The heat of the North Carolina summer was held at bay within the book-filled house, where the blinds were mostly drawn closed to protect the delicate works on paper that lined their walls. The 48-hour studio visit was a visual thrill, and was filled with animated conversation around the kitchen table, after-dinner glasses of moonshine, and stories jovially recalled from each step of the Kremens’ rich history. It was from this initial visit that the seed was planted for Krem’s first show at the gallery in 2018.
When Krem passed away in February of this year, planning was already underway for his second solo exhibition at the gallery in May. While the show has been postponed, it will be rescheduled for a date in the not-too-distant future.
By and Large, 1991/1996
6 ⅝ × 9.1875 inches (16.83 × 23.34 cm)
frame size: 15 × 19 inches (38.10 × 48.26 cm)
Red sauf Blue, 1984/1986
4 ⅛ × 10 ⅝ inches (10.48 × 26.99 cm)
14 × 20 inches (35.56 × 50.80 cm) (framed)
Times Two, 1993
sandpaper and paint dust
5 ¾ × 6 ½ inches (14.61 × 16.51 cm)
12 × 16 inches (30.48 × 40.64 cm) (framed)
In the way I know it, a collage is its own content always… All that a collage is and all that it means is given in its phenomenal immediacy, utterly expressed therein yet as utterly ineffable.
—Irwin Kremen, from the catalog for SE[E], an exhibition of the artist’s work at the Brooklyn Museum, Spring 1985
CONSTRUCTION OF THE COLLAGES:
Hinges + Schematics
In Kremen’s two-stage process, each collage was composed from loose papers, scraps of paint, and various other ephemeral materials. Once the final composition was settled, Kremen then constructed a network of attachments via a delicate architecture of tiny Japanese paper hinges: each fragment being attached to the pieces behind it. This allows the various elements a certain sculptural quality within the overall composition, and in retaining their distinct qualities without being flattened or altered by gluing, the overall collages possess a tactility and monumentality that transcends their small scale.

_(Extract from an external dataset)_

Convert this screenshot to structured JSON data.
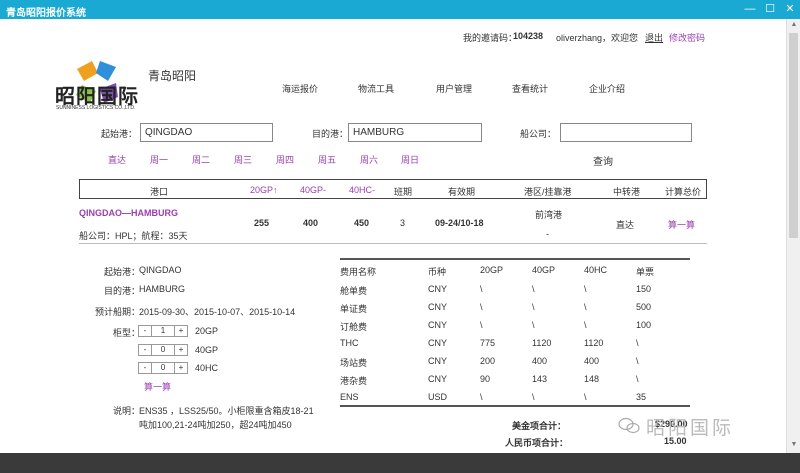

Constructing the network of attachments (‘hingeing’) was an intensive and time-consuming task requiring immense concentration and skill; it was a testament to Kremen’s uncompromising nature and devotion to his artistic ideal that he insisted on this delicate procedure to ensure the lasting three-dimensionality of his work.
For each collage work Kremen made, he constructed a detailed map or “schematic,” indicating the locations of the various hinges and folds, labeled with a code unique to his own system – FL, B, OB, etc. Kremen stated “The unbroken letters and lines indicate a placement on the upper layer of paper; broken letter and bars, on the underlying layer or in between the two. I also show the mounting hinges, designated as MFL or MSt, and the location of my signature on the back of the work with the symbol <Sig>.”
AT THE GALLERY
For more information about Irwin Kremen’s 2018 show at Klaus von Nichtssagend visit the gallery website.Irwin Kremen at Klaus
Novanta No. 1, 2015
17 × 6 ½ inches (43.18 × 16.51 cm)
27 × 16 inches (68.58 × 40.64 cm) (framed)
Till Thousendsthee, No. 2, 1994
sandpaper and a fragment of handmade paper by Kenneth Noland
7.8125 × 5.1875 inches (19.84 × 13.18 cm)
15 × 19 inches (38.10 × 48.26 cm) (framed)
Waste Not No. 6, 1999
wasp-nest material, sandpaper
6 ¼ × 7 ⅜ inches (15.88 × 18.73 cm)
16 × 13 inches (40.64 × 33.02 cm) (framed)
In the early days at Duke when Krem was just starting to, as he put it, “play” with materials, he would have some of his small constructions on his desk in his office, but in general his colleagues and students had no knowledge of these new activities. One summer, on a visit to Cambridge, Massachusetts to interview prospective graduate students, some of his Duke undergraduates came upon him happily pulling scraps of poster paper from a lamp post. A chorus of shocked voices greeted him: “Dr. Kremen, WHAT are you DOING?”
Quizzical or frowning looks often fell upon these paper gatherings, here or on his summer travels abroad; his arrivals back in the States with a bag of such scraps would involve lengthy explaining to get through Customs. A particular challenge was the small bag of soil he collected from the cliffs in Spain, the same kind of soil which might have supplied the pigment used by the Paleolithic cave painters of Altamira, and which he used in a painting of his own.
– as told by Barbara Kremen